Today, an Internet update. The University of Houston's College of Engineering presents this series about the machines that make our civilization run, and the people whose ingenuity created them.

As we pass the middle of 1998, it's a good time to ask once more, where is the Internet taking us? It'd be foolish to think the smoke has cleared, yet certain patterns of change are evident. And the future, whatever it looks like, will flow from those changes.

Most dramatic is a startling rise in both the extent and quality of information that can be found on the web. Information has improved far beyond anything we expected. One repeated criticism of the web has been its lack of critical controls. Now natural controls are proving to be effective in ways we hadn't anticipated.

When a book is released, it's unchangeable. When material goes up on the web it can be changed, and it is changed. No author likes to live with errors and misjudgments. If it's wrong, most people want to fix it. That means the electronic information maelstrom is in constant flux, whirling and changing about us.

That fact brings with it a special discomfort. Those among us who want things settled find all the flux appalling. Yet the unchanging book seldom holds revealed truth. Books are loaded with imperfection, and there's nothing to do about it but complain. The Internet makes obvious what's true of any information source: it must be taken with a grain of salt. For that reason, web users (faced with a still-vast amount of junk) are rapidly turning into critical, and even wise, users of information.

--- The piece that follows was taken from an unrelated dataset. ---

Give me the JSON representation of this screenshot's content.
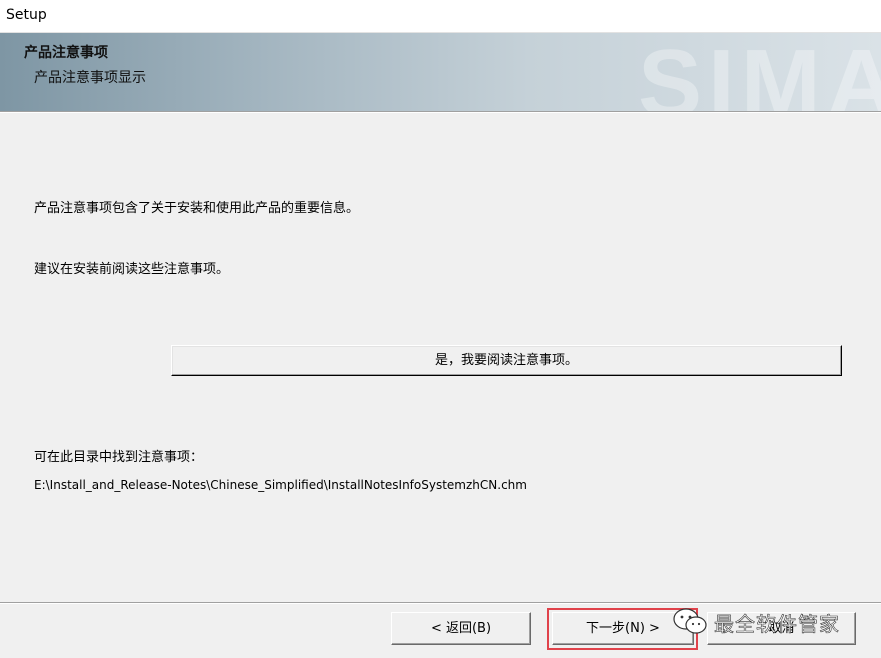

In many such respects, the Internet is becoming the opposite of what we'd first thought it would be. We'd thought it would drown in low-level material. In fact, it breeds new levels of sophistication in dealing with all the junk. We'd thought it'd be cold and inhuman. In fact it's renewing our fragmented sense of community by drawing us in and giving each of us a franchise. Upwards of forty million Americans are now on-line with thousands of new domain names appearing daily. What do all these users and contributors want? We want community as well as content. And the Internet is providing it.

We once thought that school courses would go online. That expectation has been fed by people who think learning can be broken down into modular units. But that kind of education has failed us. The National Academy recently complained (rightly, I think) that such thinking makes students into receivers instead of inquirers.

The web, with its hypertext format, is perfectly suited to inquirers who want to sew their own thread through knowledge. Few bright students will follow preset modules on computer screens. They want to see Internet facts supplemented by human mentors who'll guide and temper their inquiries.

Electronic information is reshaping old expectations based on old models. It's reshaping us along with our expectations. The process is taking us to far different places than we thought it would. The good news is: the organic synergy between person and machine is yielding positive results none of us saw coming.

I'm John Lienhard, at the University of Houston, where we're interested in the way inventive minds work.

(Theme music)

I am grateful to Andrew Lienhard, Software Engineer, Children's Television Workshop for his counsel. Many colleagues discussed these ideas and offered critical reactions. Pamela Talene Hale, who manages the electric publications center at the UH Library, forwarded an email from Humor Break that spoofed gullibility on the Internet, and then added a serious list of Internet sources dealing with the maintenance of quality on the Internet. This episode first aired in 1998; and, since then, those urls have almost all gone bad. Then,  ...
... on August 26, 2023, I find myself going through all 3270 episodes to date, fixing broken links -- a Sisyphean task ...

Also, this Episode from 2007 provides a useful sidelight on the subject.